Warning guidelines issued on safe use of copy and paste


The Partnership for Health IT Patient Safety, a multi-stakeholder collaborative convened by ECRI Institute, has released safe practice recommendations for the use of copy and paste. This is the Partnership's first release in a series of evidence-based recommendations designed to improve health IT safety.

The Partnership, established in 2013, includes healthcare providers, health information technology (IT) developers, academic researchers, patient safety organizations, liability insurers, and professional societies. The widespread and often underreported practice of copy and paste was chosen for its first set of recommended practices.

The copy and paste workgroup, chaired by National Patient Safety Foundation President and CEO Dr Tejal Gandhi, was comprised of 40 leaders from participating organizations.

"We defined copy and paste, looked at uses, looked at the literature, reviewed events that had come into ECRI Institute's Patient Safety Organization, talked about vendor functionalities and explored best practices from a couple of organizations and how they're working on copy and paste, and then, at the end, got to some recommendations," said Gandhi.

Following extensive review and discussion of the information, the group identified the following Safe Practice Recommendations for the use of copy and paste. They encourage stakeholders to provide a mechanism to make copy and paste material easily identifiable; ensure that the provenance of copy and paste material is readily available; ensure adequate staff training and education regarding the appropriate and safe use of copy and paste; and ensure that copy and paste practices are regularly monitored, measured, and assessed.

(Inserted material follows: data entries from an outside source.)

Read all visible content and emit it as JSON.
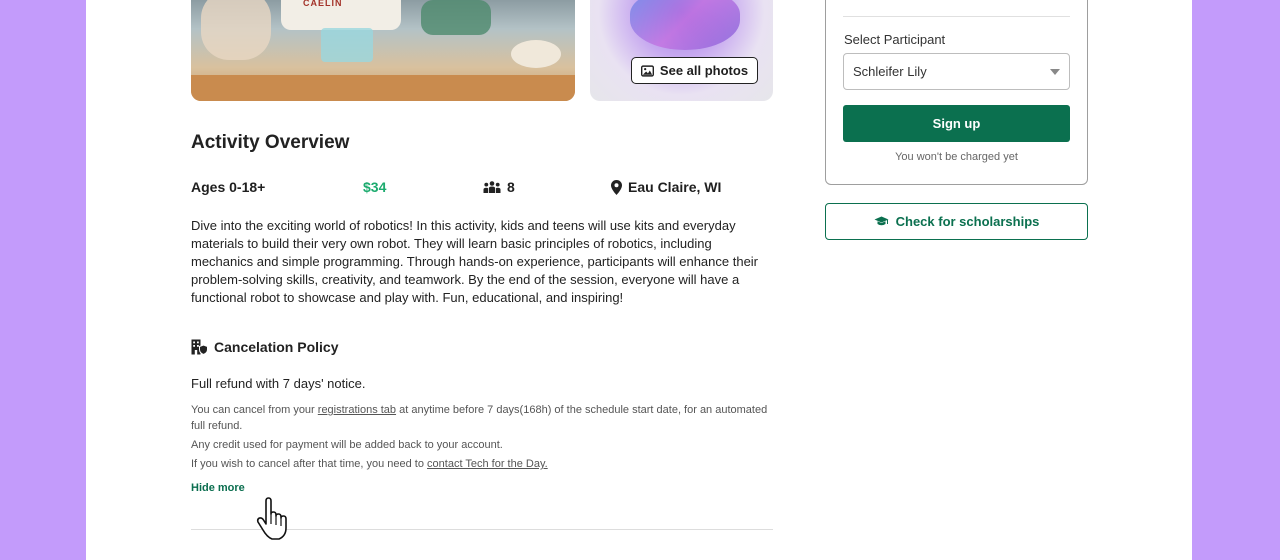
{
  "photos": {
    "see_all_label": "See all photos",
    "apron_text": "CAELIN"
  },
  "overview": {
    "title": "Activity Overview",
    "ages": "Ages 0-18+",
    "price": "$34",
    "group_size": "8",
    "location": "Eau Claire, WI",
    "description": "Dive into the exciting world of robotics! In this activity, kids and teens will use kits and everyday materials to build their very own robot. They will learn basic principles of robotics, including mechanics and simple programming. Through hands-on experience, participants will enhance their problem-solving skills, creativity, and teamwork. By the end of the session, everyone will have a functional robot to showcase and play with. Fun, educational, and inspiring!"
  },
  "policy": {
    "title": "Cancelation Policy",
    "summary": "Full refund with 7 days' notice.",
    "line1_pre": "You can cancel from your ",
    "line1_link": "registrations tab",
    "line1_post": " at anytime before 7 days(168h) of the schedule start date, for an automated full refund.",
    "line2": "Any credit used for payment will be added back to your account.",
    "line3_pre": "If you wish to cancel after that time, you need to ",
    "line3_link": "contact Tech for the Day.",
    "hide_more": "Hide more"
  },
  "signup_card": {
    "select_label": "Select Participant",
    "selected_participant": "Schleifer Lily",
    "signup_label": "Sign up",
    "no_charge_note": "You won't be charged yet"
  },
  "scholarship": {
    "label": "Check for scholarships"
  },
  "colors": {
    "background": "#c39bfb",
    "primary_green": "#0b704f",
    "price_green": "#1dab6f"
  }
}
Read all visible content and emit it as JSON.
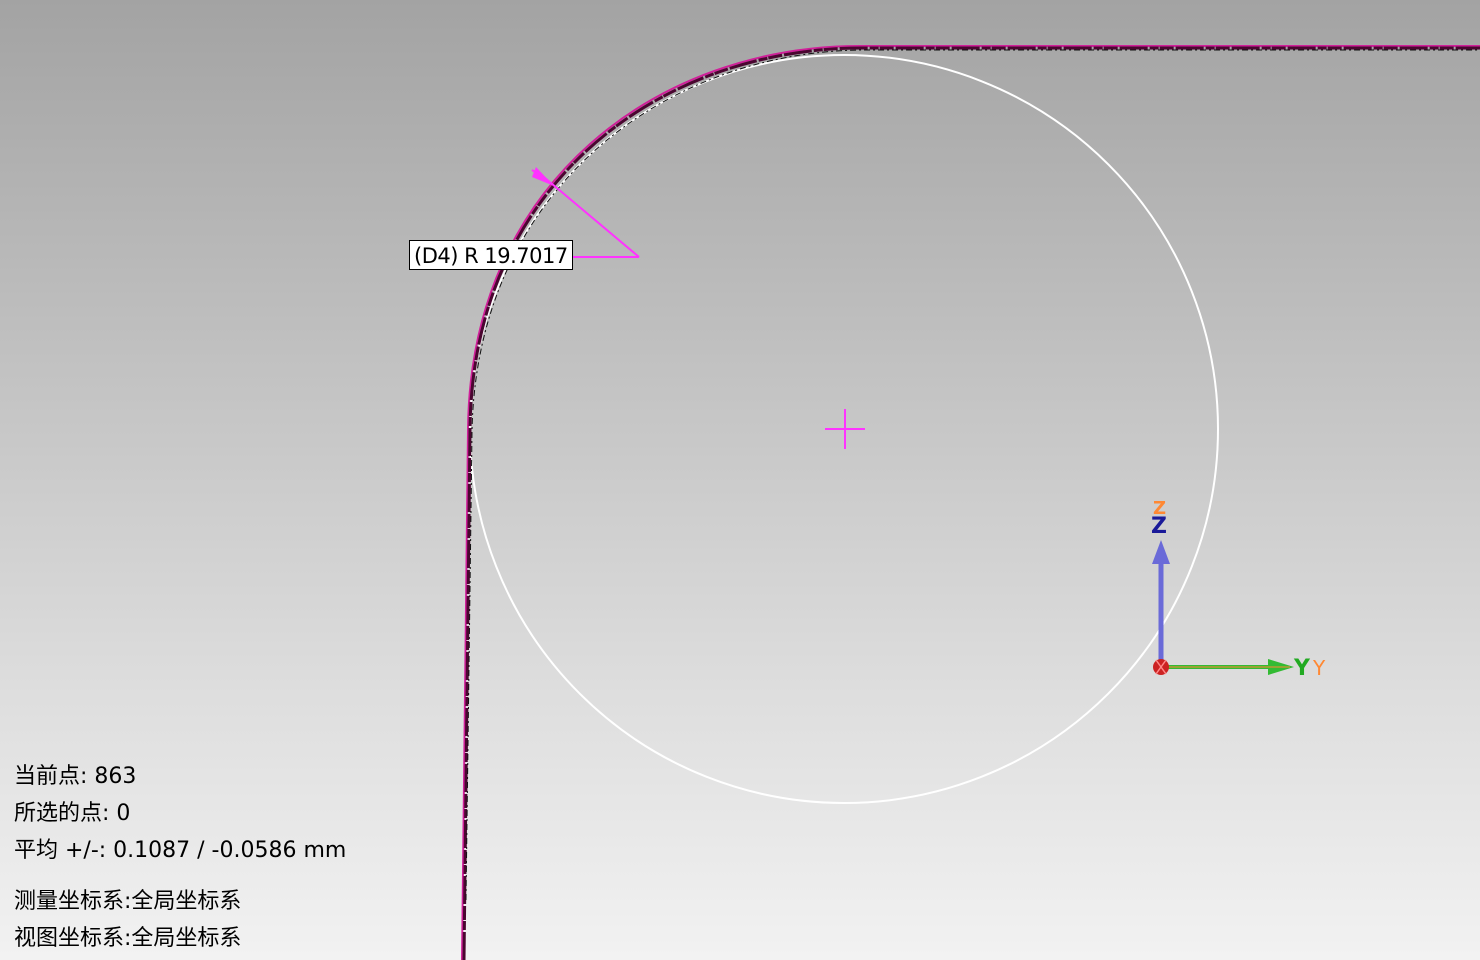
{
  "dimension": {
    "label": "(D4) R 19.7017",
    "color": "#ff33ff"
  },
  "triad": {
    "z_label": "Z",
    "z_label_secondary": "Z",
    "y_label": "Y",
    "y_label_secondary": "Y",
    "z_color": "#6a6ad8",
    "y_color": "#33bb33",
    "x_color": "#cc2222",
    "secondary_color": "#ff8833"
  },
  "profile": {
    "scan_color": "#4a0630",
    "nominal_color": "#d0209a"
  },
  "fitted_circle": {
    "color": "#ffffff",
    "center_marker_color": "#ff33ff"
  },
  "info": {
    "current_point": "当前点: 863",
    "selected_points": "所选的点: 0",
    "average": "平均 +/-: 0.1087 / -0.0586 mm",
    "measure_cs": "测量坐标系:全局坐标系",
    "view_cs": "视图坐标系:全局坐标系"
  }
}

In the just-released and publicly-available toolkit, Health IT Safe Practices: Toolkit for the Safe Use of Copy and Paste, the Partnership presents the four safe practice recommendations, along with actionable resources to facilitate the implementation of these recommended safe practices.

"I hope the toolkit will stimulate discussions about safe practices, so that all of the stakeholders, including frontline staff, are aware of what the current copy and paste practices are, what the rationale is when using copy and paste, and then how to best maintain the accuracy and reliability of the record when reusing information," said ECRI Institute's Lorraine Possanza, senior patient safety, risk, and quality analyst.

The Partnership for Health IT Patient Safety, ECRI Institute, Copy and paste, IT safety, Dr Tejal Gandhi, Lorraine Possanza, US